“Why,” someone once asked me, “Do you like doing so many things that you are no good at?”
He was referring to my love for (and slowness in) distance running, but as I lifted another bag of cement mix off my driveway where the Home Depot truck had dumped it, I remembered the question. I was covered in powdered cement dust, which clouded into my mouth and eyes. My arms and back were a symphony of muscle pain. Each bag weighed 66 pounds; I was on my 17th bag, and there were 52 of them. It was like Mile 18 of the Ironman marathon.
I wondered if this time I really was in over my head. Here I was, at the beginning of another project for which I had absolutely no discernible talent: to build a deck all by myself in my backyard.
Once begun however, I knew that this project was going to get finished no matter how hard it was or how long it took me. The deck is part of a larger backyard improvement initiative that we hope to get finished before the snow files. More important, I need to finish what I start, even if finishing involves a lot of work or discomfort, or spending a long time without being able to touch bottom or see the finish line.
I ended up taking time off from running and other athletics to do this project.

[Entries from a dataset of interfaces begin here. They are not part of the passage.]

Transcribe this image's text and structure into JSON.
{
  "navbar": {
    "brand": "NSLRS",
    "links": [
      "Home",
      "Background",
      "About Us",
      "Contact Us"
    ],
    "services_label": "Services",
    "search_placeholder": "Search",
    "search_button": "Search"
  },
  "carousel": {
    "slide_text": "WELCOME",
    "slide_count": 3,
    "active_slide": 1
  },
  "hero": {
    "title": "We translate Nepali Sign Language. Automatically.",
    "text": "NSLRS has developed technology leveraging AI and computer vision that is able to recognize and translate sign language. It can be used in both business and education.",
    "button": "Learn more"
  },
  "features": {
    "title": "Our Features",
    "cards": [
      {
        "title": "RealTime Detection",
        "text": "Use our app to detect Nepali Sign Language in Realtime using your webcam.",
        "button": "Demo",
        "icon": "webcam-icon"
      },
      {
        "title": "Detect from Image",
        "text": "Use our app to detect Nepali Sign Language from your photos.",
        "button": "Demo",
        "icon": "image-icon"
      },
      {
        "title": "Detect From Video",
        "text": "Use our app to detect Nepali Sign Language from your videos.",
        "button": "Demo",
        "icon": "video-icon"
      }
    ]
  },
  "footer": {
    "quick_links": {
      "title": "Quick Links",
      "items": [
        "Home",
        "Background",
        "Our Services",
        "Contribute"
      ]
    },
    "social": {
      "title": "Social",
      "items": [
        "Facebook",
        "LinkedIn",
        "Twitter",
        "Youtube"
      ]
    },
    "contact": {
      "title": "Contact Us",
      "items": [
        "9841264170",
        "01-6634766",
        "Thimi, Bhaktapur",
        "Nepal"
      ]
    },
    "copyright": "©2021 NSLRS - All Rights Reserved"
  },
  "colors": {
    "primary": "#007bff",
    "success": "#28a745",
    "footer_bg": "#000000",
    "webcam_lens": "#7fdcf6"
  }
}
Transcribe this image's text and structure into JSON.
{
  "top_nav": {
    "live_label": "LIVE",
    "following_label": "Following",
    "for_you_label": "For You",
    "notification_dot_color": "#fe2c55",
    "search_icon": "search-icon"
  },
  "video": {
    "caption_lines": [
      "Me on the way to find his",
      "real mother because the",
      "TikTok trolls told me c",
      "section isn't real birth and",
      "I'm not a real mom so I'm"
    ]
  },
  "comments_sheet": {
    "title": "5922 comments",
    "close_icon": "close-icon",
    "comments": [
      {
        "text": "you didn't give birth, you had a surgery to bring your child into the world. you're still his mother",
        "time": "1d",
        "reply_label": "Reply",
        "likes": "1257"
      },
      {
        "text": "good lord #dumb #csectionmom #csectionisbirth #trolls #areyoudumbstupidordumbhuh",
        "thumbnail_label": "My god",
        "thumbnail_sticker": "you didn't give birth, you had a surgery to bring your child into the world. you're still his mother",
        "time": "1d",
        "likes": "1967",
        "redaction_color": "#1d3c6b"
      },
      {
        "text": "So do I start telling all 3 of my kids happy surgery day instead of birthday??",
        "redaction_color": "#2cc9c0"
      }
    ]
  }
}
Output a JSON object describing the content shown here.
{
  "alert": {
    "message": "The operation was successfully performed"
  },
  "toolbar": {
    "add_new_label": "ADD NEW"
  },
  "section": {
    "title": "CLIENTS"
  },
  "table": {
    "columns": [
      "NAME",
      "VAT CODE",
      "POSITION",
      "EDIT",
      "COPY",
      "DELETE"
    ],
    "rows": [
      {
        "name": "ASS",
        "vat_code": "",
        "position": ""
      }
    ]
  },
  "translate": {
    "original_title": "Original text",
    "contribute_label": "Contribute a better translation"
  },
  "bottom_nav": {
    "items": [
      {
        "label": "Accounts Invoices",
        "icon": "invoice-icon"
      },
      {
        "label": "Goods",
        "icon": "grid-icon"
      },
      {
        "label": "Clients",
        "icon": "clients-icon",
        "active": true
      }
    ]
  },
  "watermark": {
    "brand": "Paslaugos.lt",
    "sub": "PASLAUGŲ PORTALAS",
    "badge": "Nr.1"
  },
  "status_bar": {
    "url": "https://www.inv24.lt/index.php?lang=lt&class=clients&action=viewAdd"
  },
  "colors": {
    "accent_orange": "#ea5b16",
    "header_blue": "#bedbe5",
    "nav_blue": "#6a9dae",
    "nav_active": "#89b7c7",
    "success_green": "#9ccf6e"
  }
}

The sabbatical wasn’t planned, but I found that at the end of each day’s labour I was ready to do one of several activities: collapse, sleep, ice my sore muscles, or stare catatonically at America's Got Talent—anything but work out. It is no exaggeration to say that every day was a marathon of effort. Lifting, sawing and hammering I lost ten pounds and gained unprecedented upper body strength.
I am a slow, plodding construction worker, mostly because I don’t know what I’m doing. In my life, I have been an opera singer and a financial analyst, and I am now a writer; nowhere in my CV is carpentry mentioned. I therefore have to learn as I go, by trial and error. Second, I like to work alone, with no help or advice from anyone else. I get nervous when I feel someone looking over my shoulder, especially if there is the likelihood that they know more than I do.
Not that there was much assistance being offered anyway. “Just give me a holler anytime you want a hand,” said my neighbour Bill, immediately before heading off to his cottage for two months. The only real help I had was from a man with a machine that looked like a ride-em lawnmower with a giant corkscrew attached, who came and drilled the holes for my cement footings. He seemed to think I had a lot of them. “You could build a whole damn house on this foundation,” he said. I admit that, like the guy who wears both suspenders and a belt, I was nervous about everything staying up.
The only time I really missed having an assistant was when I needed someone to hold one end of my measuring tape. I used nails, rocks, or pure will to hold one end the tape in place while I tried to measure something. As often as not, the far end of the tape would let go of its mooring and hiss and snap toward me like a python after a swamp rat, and I would have to start over again.
Every morning for a month, I went out alone to my yard with very little notion of what I was going to do that day, or how to do it. But I loved the smell of fresh-cut lumber; the heavy usefulness of the tools; the sharpness of screws as they burrowed into the wood; the strength of heavy, straight boards laid side by side that made me think of the self-sustaining synergy of a choir.
|The finished product - mostly straight and level|
I took extra care to make sure the whole structure was exactly 24 inches above the ground and completely level. I was haunted by the vision of that scene in Titanic, where people and string quartets are sliding off the end of that deck into the ocean; especially that one guy who bounced off the propeller on the way down. I spent more time fussing with my level than making sure the boards were the right length.
From the get-go, I knew I was in over my head trying to do this all project by myself. I had recurring muscle spasms in my back from holding boards in place with one foot while lying upside down to join them together. I had to stop after each step and figure out what I was supposed to do next.
Yet, there was not one moment when I wished I were somewhere else. There was never a time when I considered that I could have paid someone else to build the deck for me.
I realized many years ago that when I am in over my head is when I feel most alive. I have always cherished the adventure of starting a journey without knowing exactly how I am going to get to the end.
As I treaded water with 1800 other triathletes at the starting line of my first Ironman in Wisconsin in 2002, I was quite literally in over my head. Somewhere in my brain was a question: “What in Heaven’s name am I doing?” The answer came back from somewhere inside me: I haven’t a clue; let’s see what happens.
|A place to have coffee 24 inches above the ground.|
I’ve started running again and have entered a small half-marathon in November to help motivate me. I have also entered both the 70.3 and the full Ironman in Muskoka next summer. I wonder if my newfound upper body strength will last that long.The deck is beautiful; it is solid and welcoming and is a joy to sit on. It is held together by a month’s worth of imagination, labour, and perseverance, and by my constant desire to head for the deep end of the pool, to go somewhere I have never been, and to see what things are like when I get there.